Santa Cruz de Tenerife: Island of Majestic Contrasts
The first glimpse of Santa Cruz de Tenerife is very striking. The city nestled into the angular brown volcanic landscape and set off against the bright blue sky and deep blue sea is spectacular.
The largest and probably most famous of the Canary Islands, Tenerife was the starting point for Columbus’s long journey across the Atlantic to search for a better route to India.
We always like to get the lay of the land when we visit a new location and selected a tour from our ship, the Regent Seven Seas Explorer, that would cover a lot of territory. Known for its beaches, we did see one, Playa del Teresitas. (Famous, but still, in my opinion, no comparison to our Florida beaches).
From the beach, we traveled north into the Anaga Mountains and the Mercedes Forest. This volcanic island is not as lush as Santa Cruz de las Palmas, but definitely gets props for dramatic vistas. It is also beautiful. Tenerife can claim the largest volcano in The Canaries, El Teide, more than 12,000’ high. We drove up to El Pico Del Ingles, at more than 3,200’ to get a good panoramic view and had some clouds roll in just at the moment we arrived. Actually, I thought the clouds rolling through enhanced the experience; you could still get a good idea about the majesty of this volcanic island.
Driving into the interior, we visited San Cristóbal de La Laguna, the original capital and a UNESCO World Heritage Site. Founded in 1496, it is a charming town with a nice emphasis on preservation. Walking from the Ayunmiento to the Plaza de la Concepción we enjoyed the town’s shops, cafes, plazas, historic buildings, and mansions. We even did a little shopping. We definitely could have spent more time here.
As we headed back to the port, we made a stop at an Aloe Museum. Aloe is obviously big business here and not unfamiliar to those of us who live in South Florida.

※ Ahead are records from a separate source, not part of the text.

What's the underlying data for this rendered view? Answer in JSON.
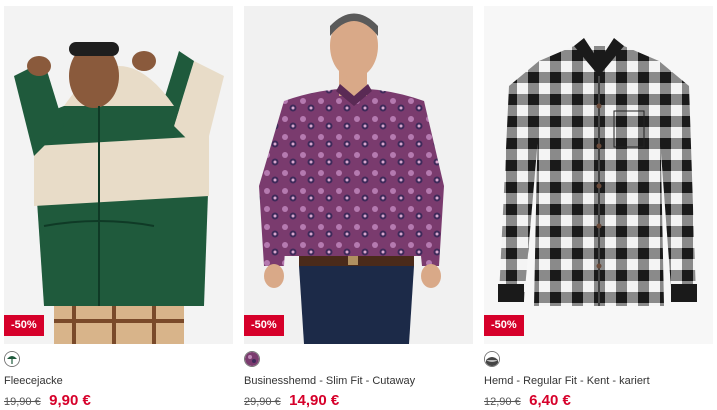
{
  "products": [
    {
      "name": "Fleecejacke",
      "old_price": "19,90 €",
      "new_price": "9,90 €",
      "badge": "-50%",
      "swatch_color": "#1f5a3c",
      "image": "man-in-green-beige-fleece-hoodie"
    },
    {
      "name": "Businesshemd - Slim Fit - Cutaway",
      "old_price": "29,90 €",
      "new_price": "14,90 €",
      "badge": "-50%",
      "swatch_color": "#7a3b6e",
      "image": "man-in-purple-paisley-shirt"
    },
    {
      "name": "Hemd - Regular Fit - Kent - kariert",
      "old_price": "12,90 €",
      "new_price": "6,40 €",
      "badge": "-50%",
      "swatch_color": "#444444",
      "image": "black-white-checked-shirt"
    }
  ],
  "colors": {
    "sale_red": "#d6002a",
    "text": "#333333"
  }
}
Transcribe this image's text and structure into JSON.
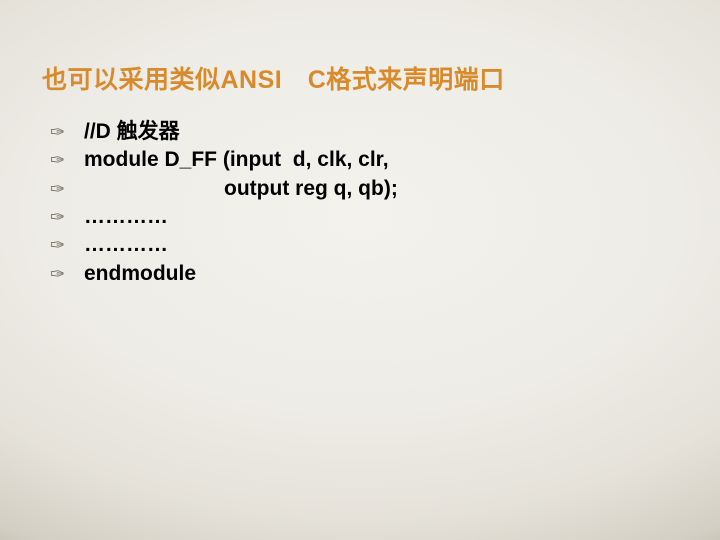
{
  "title": "也可以采用类似ANSI　C格式来声明端口",
  "bullet_glyph": "✑",
  "lines": [
    "//D 触发器",
    "module D_FF (input  d, clk, clr,",
    "                        output reg q, qb);",
    "…………",
    "…………",
    "endmodule"
  ]
}
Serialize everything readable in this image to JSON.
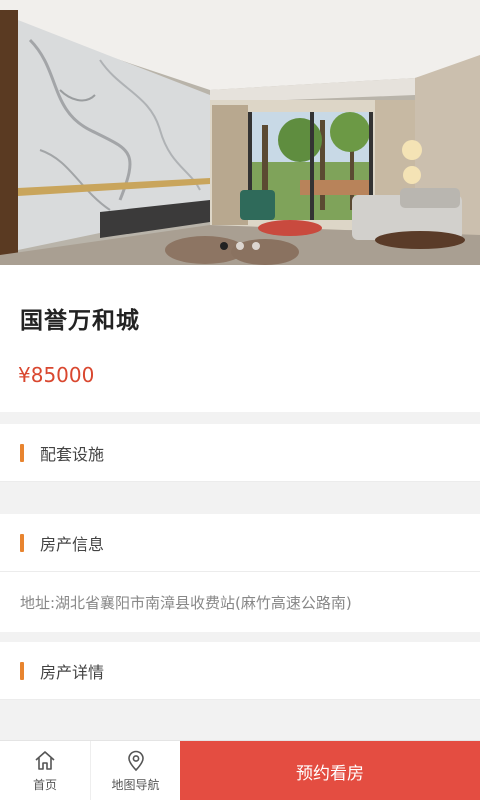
{
  "hero": {
    "image": "living-room-photo",
    "slides": 3,
    "active_slide": 1
  },
  "property": {
    "name": "国誉万和城",
    "price": "¥85000"
  },
  "sections": {
    "facilities": {
      "title": "配套设施"
    },
    "info": {
      "title": "房产信息",
      "address": "地址:湖北省襄阳市南漳县收费站(麻竹高速公路南)"
    },
    "details": {
      "title": "房产详情"
    }
  },
  "tabbar": {
    "home": {
      "label": "首页",
      "icon": "home-icon"
    },
    "map": {
      "label": "地图导航",
      "icon": "location-pin-icon"
    },
    "book_label": "预约看房"
  },
  "colors": {
    "accent": "#e8842f",
    "price": "#d9472f",
    "book_button": "#e44d41"
  }
}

The short visit was more than enough for us.
Santa Cruz, the capital, is a very contemporary city and its most famous landmark is the auditorium designed by Spanish architect Santiago Calatrava. What do you think it looks like?

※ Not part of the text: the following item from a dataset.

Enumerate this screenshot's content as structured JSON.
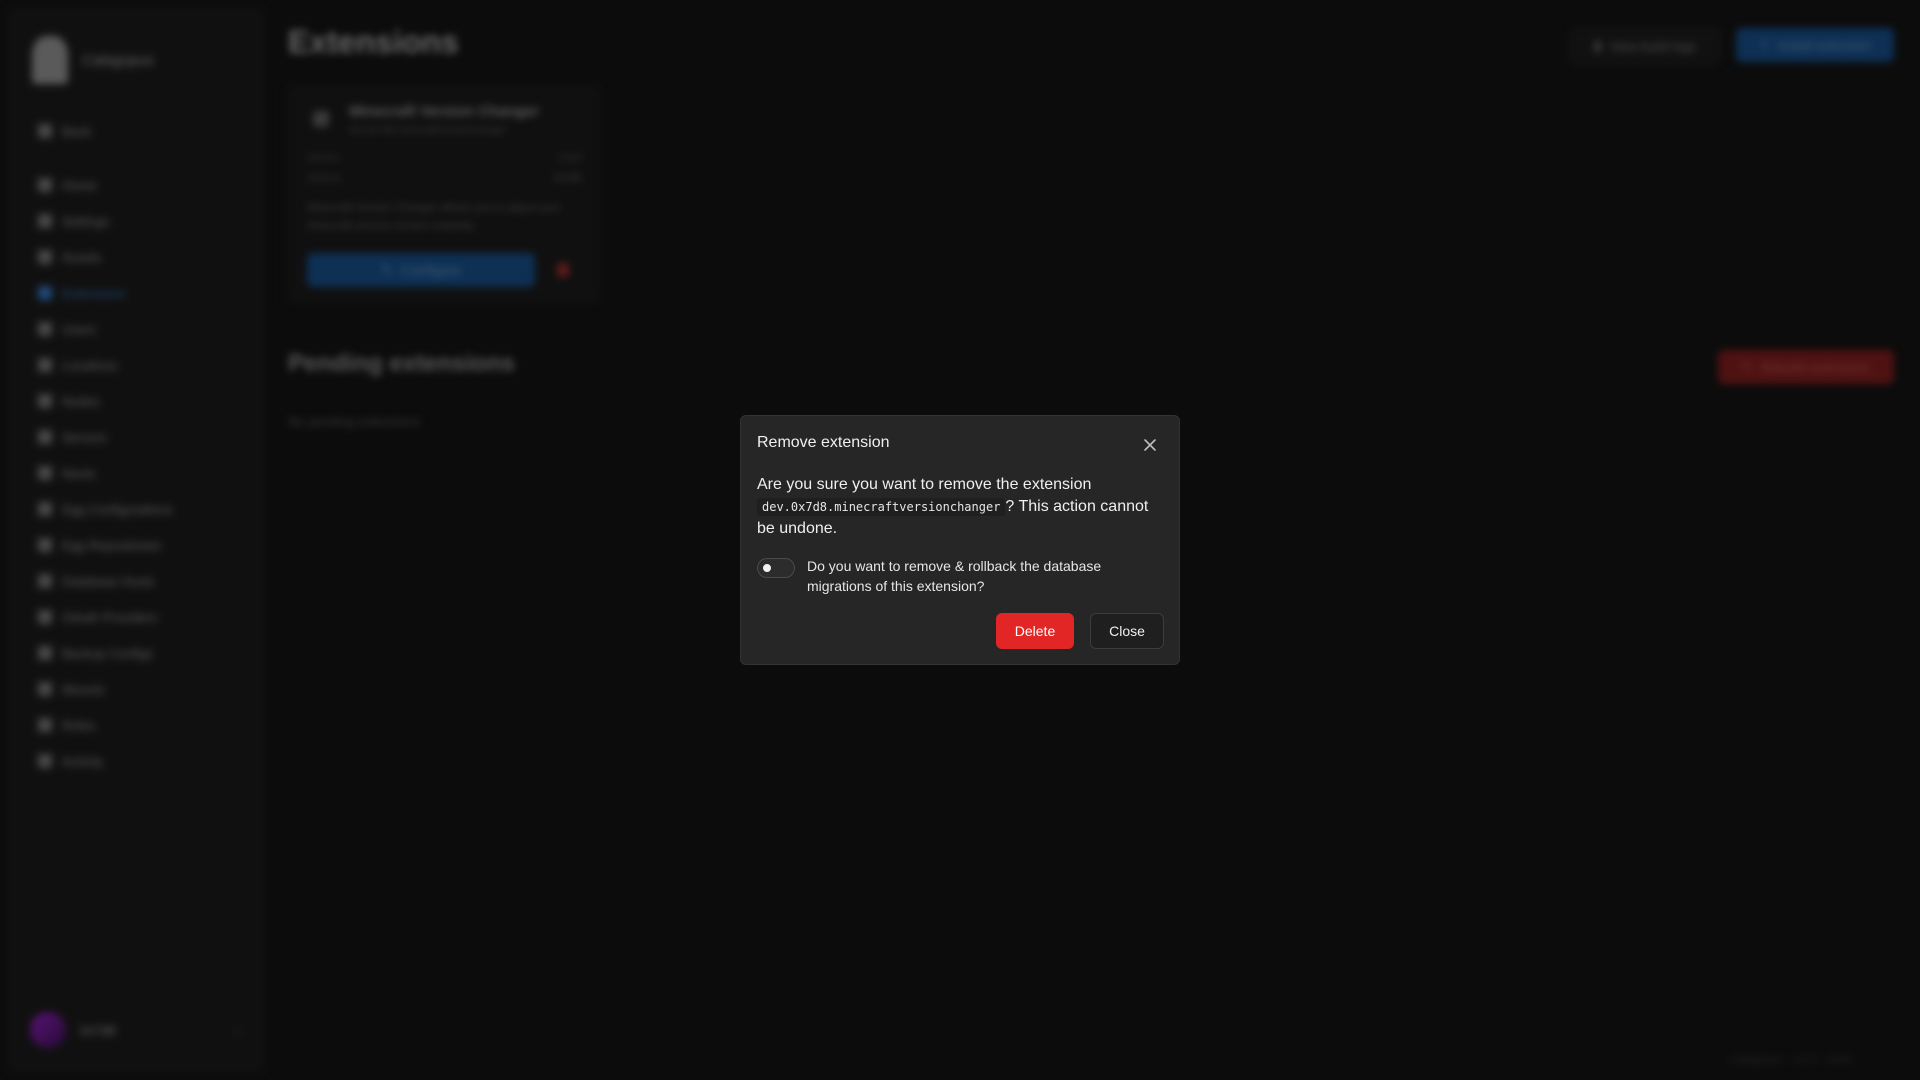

I thought it resembled a conquistador’s helmet, but maybe my location inspired thoughts of those ancient explorers.